Reissue with the latest 24bit remastering. Features original cover artwork. Comes with a descripton in Japanese. That's Brasil 65, not Brasil 66 – a distinction that marks a key early stage for the great Sergio Mendes – heard here on one of his first albums to mix together bossa jazz and vocals! The approach here is a bit more like vintage bossa dates from Brazil – or a bit like some of the Verve bossa records too – as Sergio's core trio is at the heart of every tune, playing with a great jazzy approach – then augmented in different ways by alto and flute from Bud Shank, guitar from Rosinha De Valenca, and vocals from the lovely Wanda De Sah! Production is perfect – really in a classic Elenco Records mode – and titles include "Let Me", "Consolacao", "Tristeza Em Mim", "Muito A Vontade", "Reza", "Berimbau", and "Aquarius".
Singing Drums brings together some of ECM’s most formidable percussionists in this one-off incarnation of the Pierre Favre Ensemble. For this date, Favre welcomes Paul Motian, Fredy Studer, and Nana Vasconcelos into his fold. The results are, while brilliant, likely to be overlooked due to the special interest of its instrumental makeup. Let this not deter anyone, however, from experiencing its wonders. What I love most about this session is that each player’s style is so instantly recognizable. Between the twangy call of Vasconcelos’s berimbau, the crotales of Favre, the delicate cymbals of Studer, and Motian’s earthly patter, we can easily tease out every thread of conversation being woven before us.

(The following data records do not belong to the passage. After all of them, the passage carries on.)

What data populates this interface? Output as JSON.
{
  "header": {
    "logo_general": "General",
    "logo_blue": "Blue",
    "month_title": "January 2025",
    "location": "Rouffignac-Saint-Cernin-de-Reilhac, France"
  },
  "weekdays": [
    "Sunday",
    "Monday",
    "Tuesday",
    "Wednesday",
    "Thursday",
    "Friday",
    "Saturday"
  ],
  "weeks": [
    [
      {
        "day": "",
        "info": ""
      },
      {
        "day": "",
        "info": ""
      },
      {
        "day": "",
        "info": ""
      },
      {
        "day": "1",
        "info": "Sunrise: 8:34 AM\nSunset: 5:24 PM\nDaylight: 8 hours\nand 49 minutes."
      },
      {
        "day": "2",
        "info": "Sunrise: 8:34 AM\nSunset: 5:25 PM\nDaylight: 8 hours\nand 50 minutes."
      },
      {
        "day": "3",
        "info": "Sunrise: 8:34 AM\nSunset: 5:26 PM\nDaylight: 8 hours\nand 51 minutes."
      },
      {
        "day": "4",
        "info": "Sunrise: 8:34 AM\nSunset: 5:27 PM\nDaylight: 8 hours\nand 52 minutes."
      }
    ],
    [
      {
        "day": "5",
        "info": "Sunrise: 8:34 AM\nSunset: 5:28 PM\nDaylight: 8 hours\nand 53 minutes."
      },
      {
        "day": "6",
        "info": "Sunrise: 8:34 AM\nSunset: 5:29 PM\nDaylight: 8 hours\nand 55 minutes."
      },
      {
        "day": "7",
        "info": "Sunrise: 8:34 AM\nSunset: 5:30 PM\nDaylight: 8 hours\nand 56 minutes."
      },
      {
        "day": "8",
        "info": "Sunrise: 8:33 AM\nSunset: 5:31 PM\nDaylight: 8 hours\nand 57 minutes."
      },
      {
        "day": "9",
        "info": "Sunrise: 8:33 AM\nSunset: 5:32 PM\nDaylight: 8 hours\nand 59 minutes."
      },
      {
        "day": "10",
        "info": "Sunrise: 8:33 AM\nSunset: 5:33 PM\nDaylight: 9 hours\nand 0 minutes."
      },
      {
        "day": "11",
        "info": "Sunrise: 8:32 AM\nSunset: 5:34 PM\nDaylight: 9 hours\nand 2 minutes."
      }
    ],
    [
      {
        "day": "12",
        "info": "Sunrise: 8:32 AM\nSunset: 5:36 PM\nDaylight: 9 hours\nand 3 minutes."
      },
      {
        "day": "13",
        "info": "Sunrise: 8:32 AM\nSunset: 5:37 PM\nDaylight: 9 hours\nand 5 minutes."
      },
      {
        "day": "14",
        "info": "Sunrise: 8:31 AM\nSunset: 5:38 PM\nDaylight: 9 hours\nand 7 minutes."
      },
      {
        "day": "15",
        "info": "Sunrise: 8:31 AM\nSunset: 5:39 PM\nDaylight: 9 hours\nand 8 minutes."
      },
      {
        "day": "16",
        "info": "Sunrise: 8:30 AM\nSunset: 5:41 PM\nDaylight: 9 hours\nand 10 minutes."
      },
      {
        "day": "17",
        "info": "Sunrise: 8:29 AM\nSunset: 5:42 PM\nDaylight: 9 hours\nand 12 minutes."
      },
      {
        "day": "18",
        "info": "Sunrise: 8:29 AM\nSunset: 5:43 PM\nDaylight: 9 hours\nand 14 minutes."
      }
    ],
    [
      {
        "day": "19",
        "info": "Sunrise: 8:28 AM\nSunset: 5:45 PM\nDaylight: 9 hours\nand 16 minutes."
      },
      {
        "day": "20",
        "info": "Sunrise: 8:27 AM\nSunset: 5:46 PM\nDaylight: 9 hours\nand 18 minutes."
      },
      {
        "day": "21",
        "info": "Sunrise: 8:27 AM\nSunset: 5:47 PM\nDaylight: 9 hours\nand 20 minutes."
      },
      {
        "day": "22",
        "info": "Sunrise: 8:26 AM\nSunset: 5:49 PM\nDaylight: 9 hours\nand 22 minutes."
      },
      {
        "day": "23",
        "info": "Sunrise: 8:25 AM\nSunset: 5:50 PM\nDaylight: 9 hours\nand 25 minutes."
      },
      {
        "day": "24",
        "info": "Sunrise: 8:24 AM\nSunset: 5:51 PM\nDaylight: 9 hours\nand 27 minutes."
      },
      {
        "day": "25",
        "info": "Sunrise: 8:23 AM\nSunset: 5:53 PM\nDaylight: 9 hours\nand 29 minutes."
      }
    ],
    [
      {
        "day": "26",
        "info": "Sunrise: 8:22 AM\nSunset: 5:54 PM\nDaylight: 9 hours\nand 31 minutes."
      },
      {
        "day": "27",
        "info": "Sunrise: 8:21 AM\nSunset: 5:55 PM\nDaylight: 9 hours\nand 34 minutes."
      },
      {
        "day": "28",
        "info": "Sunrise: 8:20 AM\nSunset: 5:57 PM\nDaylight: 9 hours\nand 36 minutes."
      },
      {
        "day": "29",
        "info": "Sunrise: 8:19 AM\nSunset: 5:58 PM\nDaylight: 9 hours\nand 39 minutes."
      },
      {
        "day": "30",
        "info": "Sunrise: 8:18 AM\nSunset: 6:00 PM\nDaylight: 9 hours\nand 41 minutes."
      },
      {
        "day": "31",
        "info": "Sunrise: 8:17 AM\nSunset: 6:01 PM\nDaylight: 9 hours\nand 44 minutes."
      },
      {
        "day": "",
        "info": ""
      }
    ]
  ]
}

The Brazilian berimbau is a musical bow that is most commonly associated with the martial art/dance/game of capoeira. Both of these have descended from African cultures, and as a result, are strong icons of Afrocentric identity in Brazil. Consequently, representation of the berimbau and capoeira tend to remain connected to the past (e.g. something that "developed during times of slavery”). facebook.com
This CD focuses primarily on Brazilian standards performed by the Konitz sextet, except for the Brazilian-flavored "Lunasea," written by Peggy Stern, which features her high school choir. "Berimbau" is swinging and percussive, while the well-known "Insensatez" takes many unexpected turns. "Triste" is also a familiar theme played with relish. Vocalist Adela Dalto makes a strong impression with her guest spot on "A Felicidade." Konitz's duet with the phenomenal acoustic guitarist Romero Lubambo on "Manha De Carnaval" is breathtaking.
Home Sweet Home Co-founder of Massilia Sound System, Moussu T, returns with Home Sweet Home, the third studio album recorded with Lei Jovents [Blu on guitars, banjo and Ciotadin viola, Zerbino on drums, washboard and percussion, and Jam de Silva on percussion and berimbau]. As with previous recordings, this new album features several Moussu T tracks with more personal themes [La Cabussada, Le Divan, Il fait beau…]. It's a safe bet that had Jali, Gari and Lux B not left the group this summer, the name of the album would not be what it is. Calling it Home Sweet Home in English marks this album out from Massilia productions, but the lyrics and the music hold true to the original spirit of the group. The rhythm may be more discreet, more minimalist and it does flirt with the blues, but the feel is the same. Massilia played with their whole neighbourhood in mind, whereas here, the focus is just the road, Moussu's road 'the one we leave to head for the horizon, but since the world is round, we end up right where we started!' he sings in the intro to Ma Rue N'est Pas Longue. As always with Moussu T the local and the global dance together.